This work does not represent a revolt. It doesn't even vaguely represent a desire for the demise of any of these things. All it represents is the hope that Man again can find his own feet, can find himself in a very confused, mechanistic society and can recover to himself some of the happiness, some of the sincerity and some of the love and kindness with which he was created. —L. Ron Hubbard
From the dawn of time, Man has cherished the hope he could achieve a greater freedom, that life held a potential transcending the daily grind of barter and gain. That hope, articulated by the greatest religious leaders across the centuries, has time and again renewed his strength to face the future. But with no practical means to convert hope to reality, the goal of a greater freedom remained, for most if not all, a distant and unattainable dream.
Then, with the onset of the twentieth century, came the rapid and unprecedented advance of the physical sciences, uncovering a wealth of new information about the universe.
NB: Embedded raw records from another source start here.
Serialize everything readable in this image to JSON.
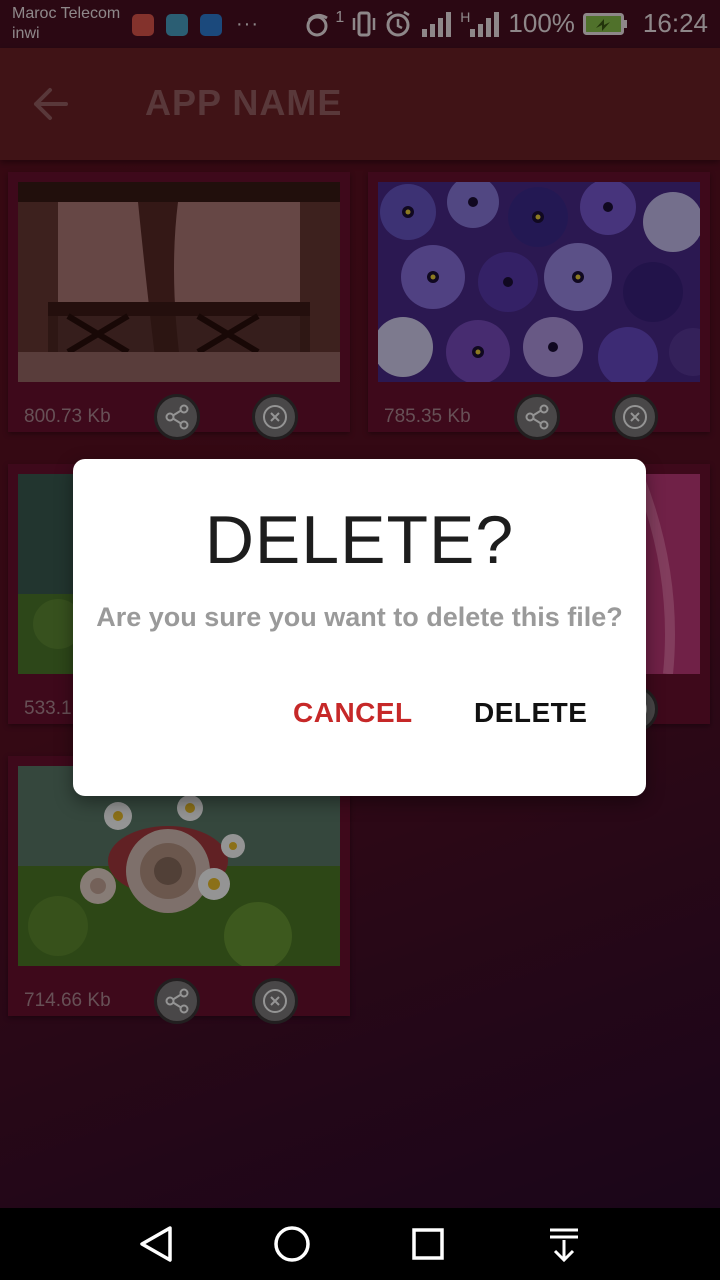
{
  "status_bar": {
    "carrier_line1": "Maroc Telecom",
    "carrier_line2": "inwi",
    "more_dots": "···",
    "sim_indicator": "1",
    "network_type": "H",
    "battery_percent": "100%",
    "time": "16:24"
  },
  "app_bar": {
    "title": "APP NAME",
    "back_icon": "arrow-left-icon"
  },
  "cards": [
    {
      "size": "800.73 Kb",
      "thumb": "dark-room-railing"
    },
    {
      "size": "785.35 Kb",
      "thumb": "purple-pansies"
    },
    {
      "size": "533.1",
      "thumb": "moss-green"
    },
    {
      "size": "",
      "thumb": "magenta-fabric"
    },
    {
      "size": "714.66 Kb",
      "thumb": "shell-daisies-moss"
    }
  ],
  "dialog": {
    "title": "DELETE?",
    "message": "Are you sure you want to delete this file?",
    "cancel_label": "CANCEL",
    "confirm_label": "DELETE"
  },
  "colors": {
    "accent_cancel": "#c62828",
    "app_bar": "#6e2127",
    "card": "#6b1130"
  },
  "nav_bar": {
    "icons": [
      "back-triangle-icon",
      "home-circle-icon",
      "recents-square-icon",
      "notifications-down-icon"
    ]
  }
}
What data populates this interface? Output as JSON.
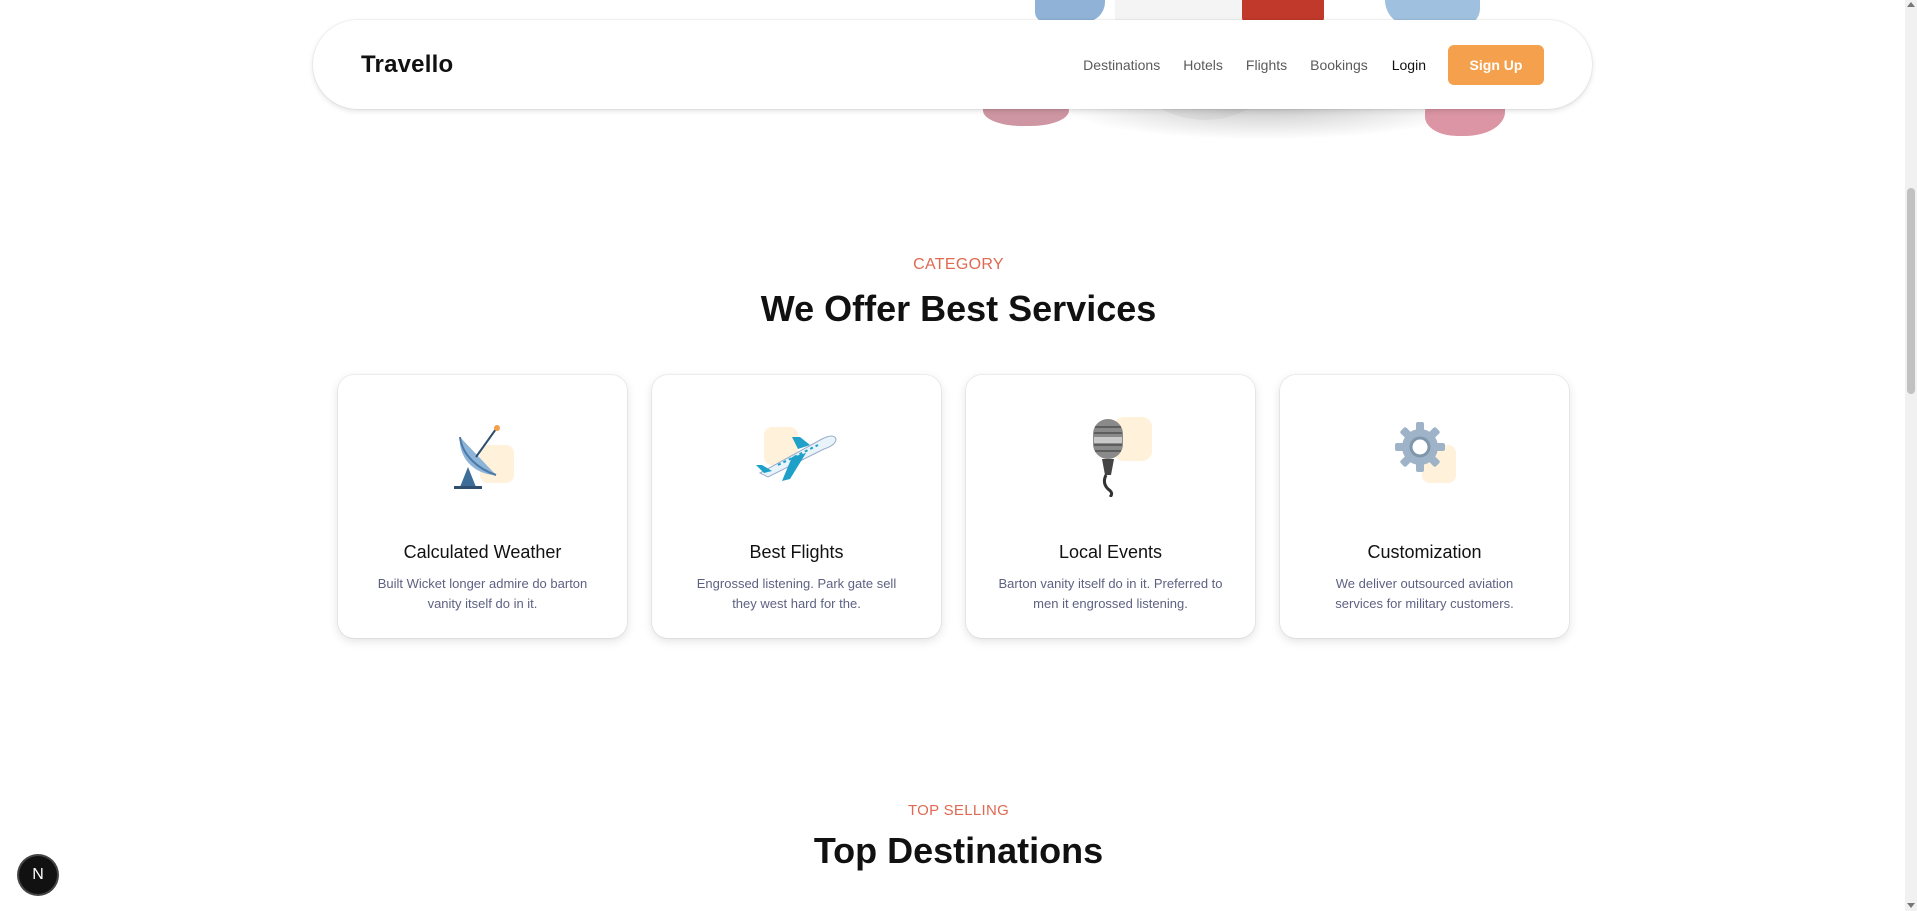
{
  "nav": {
    "brand": "Travello",
    "links": [
      "Destinations",
      "Hotels",
      "Flights",
      "Bookings"
    ],
    "login": "Login",
    "signup": "Sign Up"
  },
  "services": {
    "label": "CATEGORY",
    "title": "We Offer Best Services",
    "cards": [
      {
        "icon": "satellite-dish-icon",
        "title": "Calculated Weather",
        "text": "Built Wicket longer admire do barton vanity itself do in it."
      },
      {
        "icon": "airplane-icon",
        "title": "Best Flights",
        "text": "Engrossed listening. Park gate sell they west hard for the."
      },
      {
        "icon": "microphone-icon",
        "title": "Local Events",
        "text": "Barton vanity itself do in it. Preferred to men it engrossed listening."
      },
      {
        "icon": "gear-icon",
        "title": "Customization",
        "text": "We deliver outsourced aviation services for military customers."
      }
    ]
  },
  "destinations": {
    "label": "TOP SELLING",
    "title": "Top Destinations"
  },
  "badge": {
    "letter": "N"
  },
  "colors": {
    "accent": "#f4a04c",
    "label": "#df6951",
    "icon_bg": "#fff1da"
  }
}
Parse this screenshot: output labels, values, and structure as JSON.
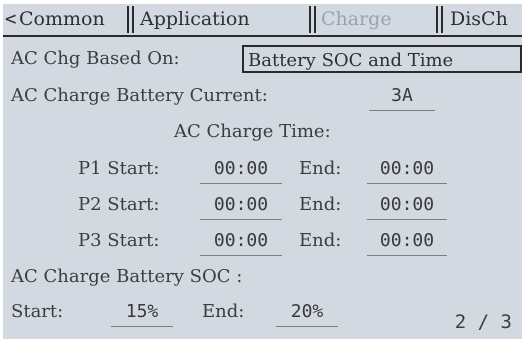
{
  "tabs": {
    "left_arrow": "<",
    "items": [
      {
        "label": "Common"
      },
      {
        "label": "Application"
      },
      {
        "label": "Charge"
      },
      {
        "label": "DisCh"
      }
    ],
    "active_index": 2
  },
  "ac_chg_based_on": {
    "label": "AC Chg Based On:",
    "value": "Battery SOC  and Time"
  },
  "ac_charge_battery_current": {
    "label": "AC Charge Battery Current:",
    "value": "3A"
  },
  "ac_charge_time": {
    "title": "AC Charge Time:",
    "periods": [
      {
        "start_label": "P1 Start:",
        "start": "00:00",
        "end_label": "End:",
        "end": "00:00"
      },
      {
        "start_label": "P2 Start:",
        "start": "00:00",
        "end_label": "End:",
        "end": "00:00"
      },
      {
        "start_label": "P3 Start:",
        "start": "00:00",
        "end_label": "End:",
        "end": "00:00"
      }
    ]
  },
  "ac_charge_battery_soc": {
    "label": "AC Charge Battery SOC :",
    "start_label": "Start:",
    "start": "15%",
    "end_label": "End:",
    "end": "20%"
  },
  "page": "2 / 3",
  "colors": {
    "background": "#d2d9e1",
    "active_tab_text": "#9aa3ad",
    "text": "#3d3d3d"
  }
}
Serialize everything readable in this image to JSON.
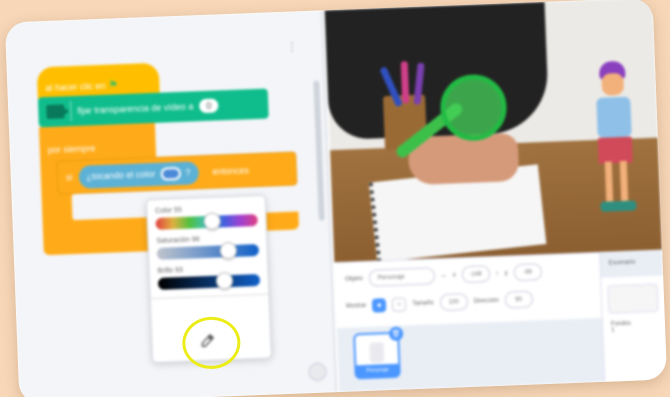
{
  "code_area": {
    "hat_label": "al hacer clic en",
    "ext_block_label": "fijar transparencia de vídeo a",
    "ext_block_value": "0",
    "forever_label": "por siempre",
    "if_prefix": "si",
    "sensing_label": "¿tocando el color",
    "sensing_suffix": "?",
    "then_label": "entonces",
    "sensing_color": "#4a8ad8"
  },
  "color_picker": {
    "color_label": "Color",
    "color_value": "55",
    "saturation_label": "Saturación",
    "saturation_value": "96",
    "brightness_label": "Brillo",
    "brightness_value": "93",
    "hue_level": 0.55,
    "saturation_level": 0.7,
    "brightness_level": 0.65,
    "eyedropper_icon": "eyedropper-icon"
  },
  "sprite_info": {
    "sprite_label": "Objeto",
    "sprite_name": "Personaje",
    "x_label": "x",
    "x_value": "-148",
    "y_label": "y",
    "y_value": "-99",
    "show_label": "Mostrar",
    "size_label": "Tamaño",
    "size_value": "100",
    "direction_label": "Dirección",
    "direction_value": "90"
  },
  "sprite_list": {
    "tile_name": "Personaje"
  },
  "stage_panel": {
    "header": "Escenario",
    "backdrops_label": "Fondos",
    "backdrops_count": "1"
  }
}
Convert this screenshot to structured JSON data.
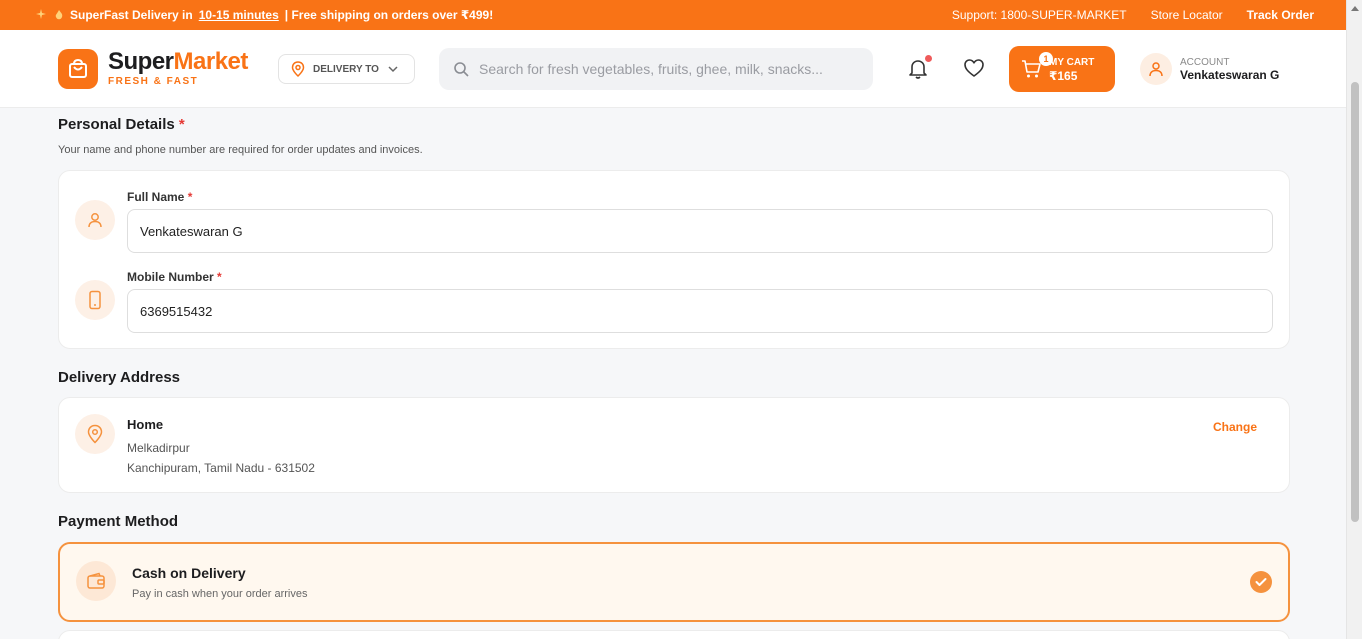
{
  "promo": {
    "text_pre": "SuperFast Delivery in",
    "text_highlight": "10-15 minutes",
    "text_post": "| Free shipping on orders over ₹499!",
    "support": "Support: 1800-SUPER-MARKET",
    "store_locator": "Store Locator",
    "track_order": "Track Order"
  },
  "header": {
    "logo_part1": "Super",
    "logo_part2": "Market",
    "tagline": "FRESH & FAST",
    "delivery_label": "DELIVERY TO",
    "search_placeholder": "Search for fresh vegetables, fruits, ghee, milk, snacks...",
    "cart_count": "1",
    "cart_label": "MY CART",
    "cart_amount": "₹165",
    "account_label": "ACCOUNT",
    "account_name": "Venkateswaran G"
  },
  "personal": {
    "title": "Personal Details",
    "required_mark": "*",
    "subtitle": "Your name and phone number are required for order updates and invoices.",
    "fullname_label": "Full Name",
    "fullname_value": "Venkateswaran G",
    "mobile_label": "Mobile Number",
    "mobile_value": "6369515432"
  },
  "address": {
    "title": "Delivery Address",
    "type": "Home",
    "line1": "Melkadirpur",
    "line2": "Kanchipuram, Tamil Nadu - 631502",
    "change_label": "Change"
  },
  "payment": {
    "title": "Payment Method",
    "option_title": "Cash on Delivery",
    "option_sub": "Pay in cash when your order arrives"
  },
  "colors": {
    "accent": "#f97316",
    "accent_soft": "#fdf0e6",
    "selected_border": "#f5923e"
  }
}
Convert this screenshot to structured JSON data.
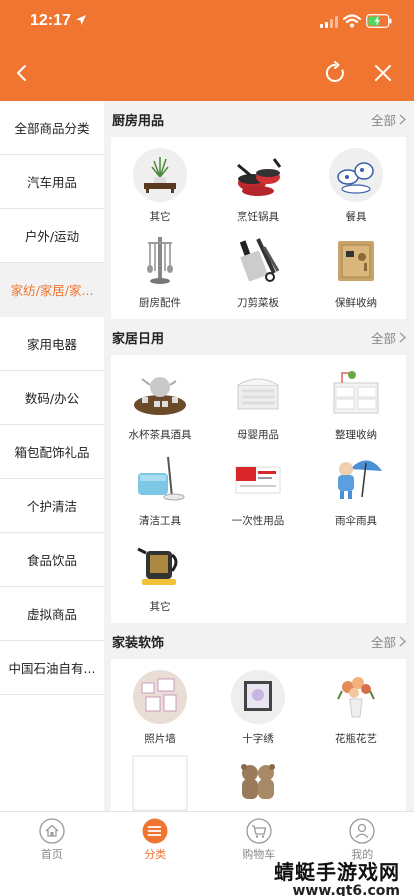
{
  "status_bar": {
    "time": "12:17"
  },
  "sidebar": {
    "items": [
      {
        "label": "全部商品分类"
      },
      {
        "label": "汽车用品"
      },
      {
        "label": "户外/运动"
      },
      {
        "label": "家纺/家居/家..."
      },
      {
        "label": "家用电器"
      },
      {
        "label": "数码/办公"
      },
      {
        "label": "箱包配饰礼品"
      },
      {
        "label": "个护清洁"
      },
      {
        "label": "食品饮品"
      },
      {
        "label": "虚拟商品"
      },
      {
        "label": "中国石油自有..."
      }
    ],
    "active_index": 3
  },
  "sections": [
    {
      "title": "厨房用品",
      "all_label": "全部",
      "items": [
        {
          "label": "其它",
          "icon": "plant-decor-icon"
        },
        {
          "label": "烹饪锅具",
          "icon": "cookware-pots-icon"
        },
        {
          "label": "餐具",
          "icon": "tableware-set-icon"
        },
        {
          "label": "厨房配件",
          "icon": "utensil-rack-icon"
        },
        {
          "label": "刀剪菜板",
          "icon": "knife-set-icon"
        },
        {
          "label": "保鲜收纳",
          "icon": "gold-safe-icon"
        }
      ]
    },
    {
      "title": "家居日用",
      "all_label": "全部",
      "items": [
        {
          "label": "水杯茶具酒具",
          "icon": "tea-set-icon"
        },
        {
          "label": "母婴用品",
          "icon": "towel-box-icon"
        },
        {
          "label": "整理收纳",
          "icon": "drawer-cabinet-icon"
        },
        {
          "label": "清洁工具",
          "icon": "spin-mop-icon"
        },
        {
          "label": "一次性用品",
          "icon": "disposable-pack-icon"
        },
        {
          "label": "雨伞雨具",
          "icon": "kid-umbrella-icon"
        },
        {
          "label": "其它",
          "icon": "kettle-icon"
        }
      ]
    },
    {
      "title": "家装软饰",
      "all_label": "全部",
      "items": [
        {
          "label": "照片墙",
          "icon": "photo-wall-icon"
        },
        {
          "label": "十字绣",
          "icon": "cross-stitch-frame-icon"
        },
        {
          "label": "花瓶花艺",
          "icon": "flower-vase-icon"
        },
        {
          "label": "",
          "icon": "blank-placeholder-icon"
        },
        {
          "label": "",
          "icon": "teddy-bears-icon"
        }
      ]
    }
  ],
  "tabbar": {
    "items": [
      {
        "label": "首页",
        "icon": "home-icon"
      },
      {
        "label": "分类",
        "icon": "category-icon"
      },
      {
        "label": "购物车",
        "icon": "cart-icon"
      },
      {
        "label": "我的",
        "icon": "profile-icon"
      }
    ],
    "active_index": 1
  },
  "watermark": {
    "title": "蜻蜓手游戏网",
    "url": "www.qt6.com"
  },
  "colors": {
    "accent": "#f07530",
    "background": "#f2f2f2",
    "text": "#222222",
    "muted": "#888888"
  }
}
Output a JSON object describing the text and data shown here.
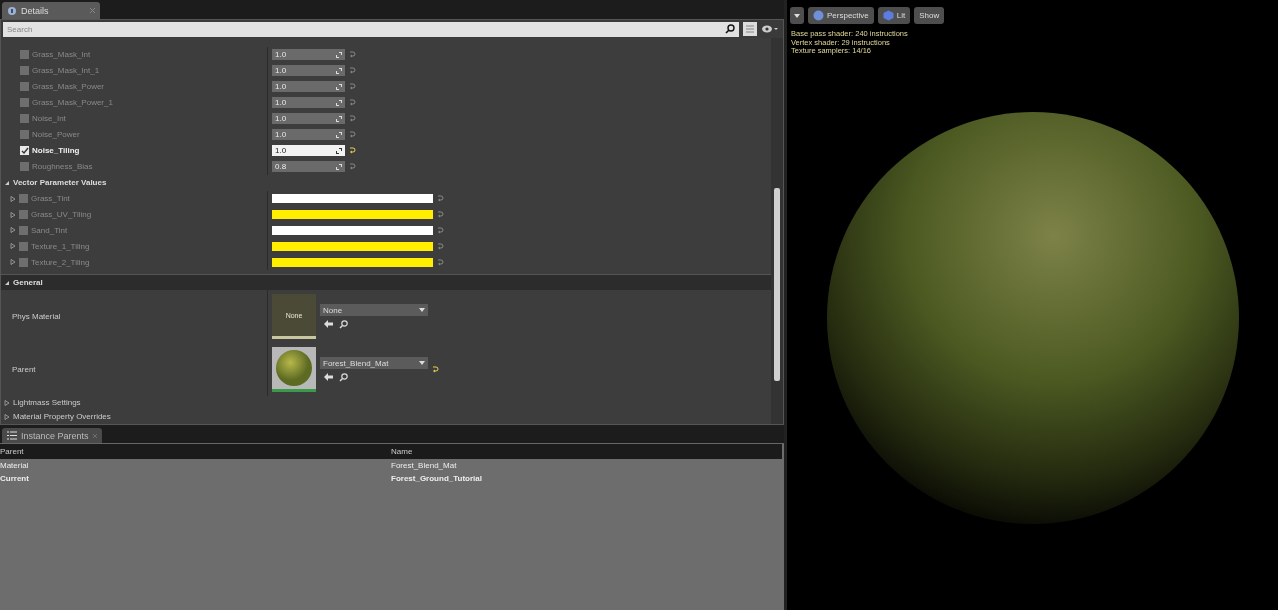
{
  "details_tab": {
    "title": "Details"
  },
  "search": {
    "placeholder": "Search"
  },
  "scalar_params": [
    {
      "name": "Grass_Mask_Int",
      "checked": false,
      "value": "1.0"
    },
    {
      "name": "Grass_Mask_Int_1",
      "checked": false,
      "value": "1.0"
    },
    {
      "name": "Grass_Mask_Power",
      "checked": false,
      "value": "1.0"
    },
    {
      "name": "Grass_Mask_Power_1",
      "checked": false,
      "value": "1.0"
    },
    {
      "name": "Noise_Int",
      "checked": false,
      "value": "1.0"
    },
    {
      "name": "Noise_Power",
      "checked": false,
      "value": "1.0"
    },
    {
      "name": "Noise_Tiling",
      "checked": true,
      "value": "1.0"
    },
    {
      "name": "Roughness_Bias",
      "checked": false,
      "value": "0.8"
    }
  ],
  "vector_section": {
    "title": "Vector Parameter Values",
    "expanded": true
  },
  "vector_params": [
    {
      "name": "Grass_Tint",
      "checked": false,
      "color": "#ffffff"
    },
    {
      "name": "Grass_UV_Tiling",
      "checked": false,
      "color": "#ffee00"
    },
    {
      "name": "Sand_Tint",
      "checked": false,
      "color": "#ffffff"
    },
    {
      "name": "Texture_1_Tiling",
      "checked": false,
      "color": "#ffee00"
    },
    {
      "name": "Texture_2_Tiling",
      "checked": false,
      "color": "#ffee00"
    }
  ],
  "general_section": {
    "title": "General",
    "expanded": true
  },
  "asset_rows": [
    {
      "kind": "empty",
      "label": "Phys Material",
      "thumbnail_text": "None",
      "value": "None",
      "modified": false
    },
    {
      "kind": "sphere",
      "label": "Parent",
      "value": "Forest_Blend_Mat",
      "modified": true
    }
  ],
  "collapsed_sections": [
    {
      "title": "Lightmass Settings",
      "expanded": false
    },
    {
      "title": "Material Property Overrides",
      "expanded": false
    }
  ],
  "instance_parents": {
    "title": "Instance Parents",
    "columns": [
      "Parent",
      "Name"
    ],
    "rows": [
      {
        "parent": "Material",
        "name": "Forest_Blend_Mat",
        "current": false
      },
      {
        "parent": "Current",
        "name": "Forest_Ground_Tutorial",
        "current": true
      }
    ]
  },
  "viewport": {
    "buttons": [
      {
        "label": "Perspective",
        "kind": "perspective"
      },
      {
        "label": "Lit",
        "kind": "lit"
      },
      {
        "label": "Show",
        "kind": "plain"
      }
    ],
    "stats": [
      "Base pass shader: 240 instructions",
      "Vertex shader: 29 instructions",
      "Texture samplers: 14/16"
    ]
  }
}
Yet, at the same time, these sciences limited their research to the material world, ignoring or even denying the existence of the human soul.